Behind the Whiteboard: Rep Counts
Before we begin the surface level physiology of what happens during each rep range, it’s very important to understand that the most benefit is received when all rep counts are complimenting each other. It’s like making a stew. You cook it slowly and flavors in one ingredient start to bring out flavors in the other.
“Strength”: 1-5R @ Heavy (~75%+)
The reason why the lower rep option will focus more on building strength is that in this rep count, we are targeting more of our central nervous system (CNS) and less of our muscles. I know that might sound very confusing, and honestly, it’s a little misleading as of course we can’t lift something heavy without the use and development of our muscles, but it’s less about the breaking down of those muscles (like in an 8+ rep physique focus “pump”) and more about the total recruitment of them. This is a process called neuromuscular efficiency (NME), and it is the skill at which you can efficiently and intensively recruit muscle fibers to produce the movement pattern accurately and powerfully. A muscle will produce more strength if a larger number of its fibers contract at once, which depends on how efficiently our nerves send impulses to our muscle fibers telling them to do so. Under the stress of heavy load in a 5R front squat, our CNS is forced to recruit more motor units and establish patterns of those units to efficiently complete the movement.
Think about this as your brain talking to your muscles through a walkie talkie. At first, your walkie talkie is all broken up with static and can’t quite get the message. Over time, that signal becomes more clear, there is less static, and the muscles slowly begin to understand what to do and become stronger. Simply put, strength training is the process of your brain getting better at communicating with your muscles to lift something.

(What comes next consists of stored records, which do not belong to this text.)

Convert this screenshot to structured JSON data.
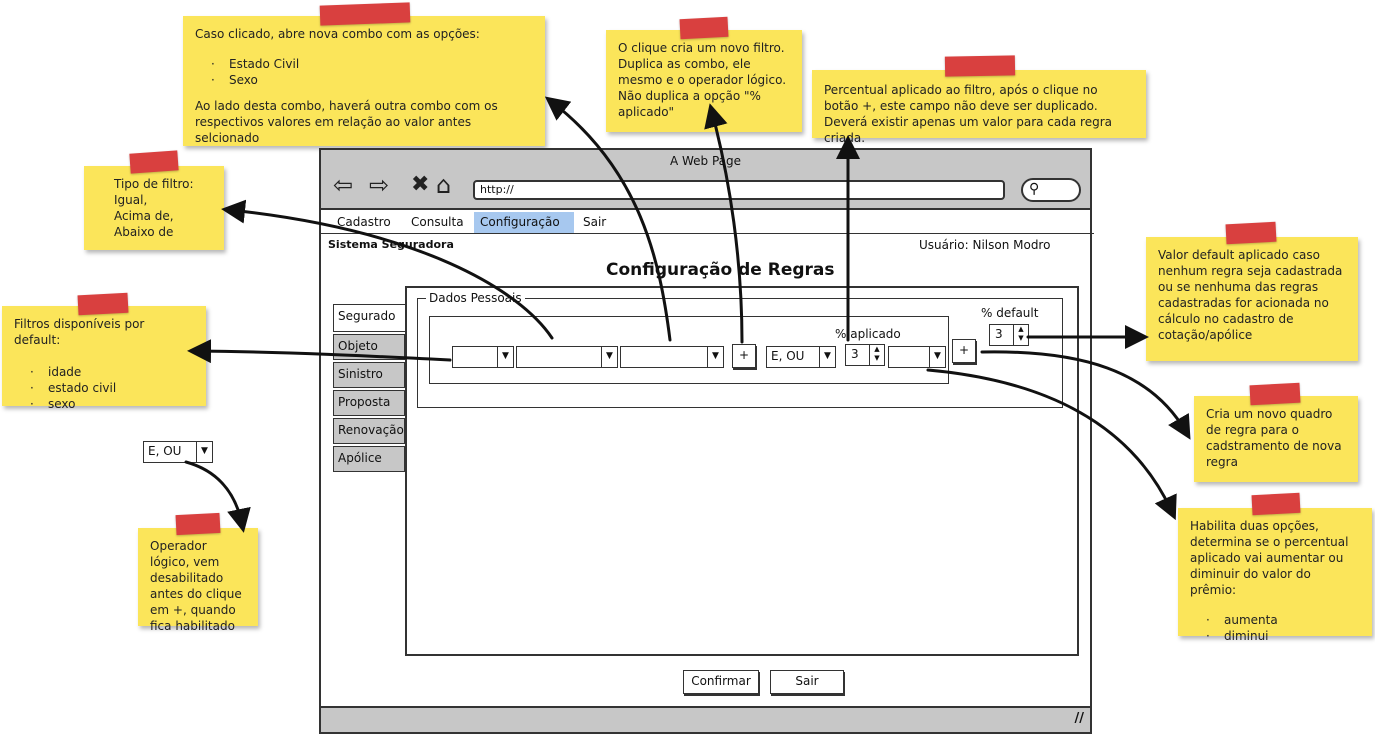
{
  "window": {
    "title": "A Web Page",
    "url": "http://",
    "menu": [
      "Cadastro",
      "Consulta",
      "Configuração",
      "Sair"
    ],
    "active_menu": "Configuração",
    "system_name": "Sistema Seguradora",
    "user": "Usuário: Nilson Modro",
    "page_title": "Configuração de Regras"
  },
  "tabs": [
    "Segurado",
    "Objeto",
    "Sinistro",
    "Proposta",
    "Renovação",
    "Apólice"
  ],
  "active_tab": "Segurado",
  "form": {
    "group_label": "Dados Pessoais",
    "logic_combo": "E, OU",
    "percent_applied_label": "% aplicado",
    "percent_applied_value": "3",
    "add_filter": "+",
    "percent_default_label": "% default",
    "percent_default_value": "3",
    "add_rule": "+"
  },
  "buttons": {
    "confirm": "Confirmar",
    "exit": "Sair"
  },
  "standalone_combo": "E, OU",
  "notes": {
    "combo_note": {
      "intro": "Caso clicado, abre nova combo com as opções:",
      "items": [
        "Estado Civil",
        "Sexo"
      ],
      "footer": "Ao lado desta combo, haverá outra combo com os respectivos valores em relação ao valor antes selcionado"
    },
    "filter_note": "O clique cria um novo filtro. Duplica as combo, ele mesmo e o operador lógico. Não duplica a opção \"% aplicado\"",
    "percent_note": "Percentual aplicado ao filtro, após o clique no botão +, este campo não deve ser duplicado. Deverá existir apenas um valor para cada regra criada.",
    "type_note": {
      "title": "Tipo de filtro:",
      "items": [
        "Igual,",
        "Acima de,",
        "Abaixo de"
      ]
    },
    "default_filters_note": {
      "title": "Filtros disponíveis por default:",
      "items": [
        "idade",
        "estado civil",
        "sexo"
      ]
    },
    "default_value_note": "Valor default aplicado caso nenhum regra seja cadastrada ou se nenhuma das regras cadastradas for acionada no cálculo no cadastro de cotação/apólice",
    "new_rule_note": "Cria um novo quadro de regra para o cadstramento de nova regra",
    "operator_note": "Operador lógico, vem desabilitado antes do clique em +, quando fica habilitado",
    "options_note": {
      "title": "Habilita duas opções, determina se o percentual aplicado vai aumentar ou diminuir do valor do prêmio:",
      "items": [
        "aumenta",
        "diminui"
      ]
    }
  },
  "colors": {
    "note": "#fbe55a",
    "tape": "#d9403f",
    "chrome": "#c7c7c7",
    "active_menu": "#a7c8ef"
  }
}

The 5R count also has a physique benefit in the form of dense, Type-II muscle development. Muscles will grow, just not at the same rate as the next rep count.
“Muscle”: 8-12R @ Moderate (~60%)
The lighter load approach enables us to lift for more volume so we begin to shift away from our CNS and into our Musculoskeletal System (MS). Note that lighter doesn’t mean light, it’s simply a statement of relativity based off of the 5R strength comparison. In this rep range, we’re breaking down the muscle fibers and filling them with all sorts of physiological byproducts with the end result that they repair and rebuild bigger than they once were.
The reason that this rep count doesn’t typically get you as strong as the lower rep strength focus is two part. One, we’re targeting different systems (MS, not CNS). Two, we’re targeting different muscle types (Type-I, not Type-II). In addition to the physique benefit, the higher rep range also has some fitness benefit as well that often doesn’t get much love from the strength-only community.
- Increased capacity for glycogen — The more muscle we have, the more glycogen we can store for workouts. Glycogen is our main source during training and the more we can store, the more we’re able to use for our workouts.
- Improved acid buffering — By training more in the higher reps, we are able to buffer nitrogen out of our muscles more efficiently and increase our lactate threshold. This allows us to have better endurance and and move faster when time calls for it. Timed rows, timed runs, and benchmark workouts come to mind.
- Injury Resistance – High rep, moderate load training is excellent for joints, tendons and ligaments and a hugely important inclusion if you cherry pick the strength days and do little else.
- Physique and Performance Balance – If we are quad dominant or hamstring dominant, performing squats and deadlifts all the time will do little to fix that since those muscles will continue to take over. By performing movements that isolate muscle groups, we target and eliminate the imbalances that lead to plateau and injury.
- Improved Metabolism – The more muscle we have the more calories we burn.
- Increased Life Span – The more muscle we have, the longer we are proven to live.
If I may speak for my own personal bias, this is my favorite rep count as I personally feel it has the most benefit with the least risk.
“Conditioning”: 8 – 15R @ Light (50%)
In this rep count, you are doing the same amount as you are for muscle/fitness but the key differentiating variable is that the load is lighter. I hate the term ‘light’ as it insinuates that it shouldn’t be challenging. Remember, it’s all relative. Light in relation to strength’s ‘heavy’. These reps should still be challenging, but repeatable. It’s not heavy enough to provide the stimulus needed to break your muscles down in a meaningful way, but it’s light enough so that you can push yourself on the amount of total volume, resulting in the maintenance of an elevated heart rate, oxygen demand, and all around aerobic conditioning.
All three rep counts were highly generalized and put a bit too much into a silo, but the hope is to illustrate the different benefits of each on a surface level. The intertwined productivity that all three provide when built upon together are what yield someone who is strong, balanced, and able.
Bay Park PSC
First, for Strength:
8 Push Press
10 Gob. Curtsy Lunge
Then, for 4 Rounds:
20 Plyo Lunge Rotations
20 Plyo Skaters
Pacific Beach PSC
8 Push Press
5 Box Jumps
10 Half Kneeling Banded Rows
10:1 DB Goblet Squats
10:1 SA DB Push Jerk
10:1 DB H2H Swings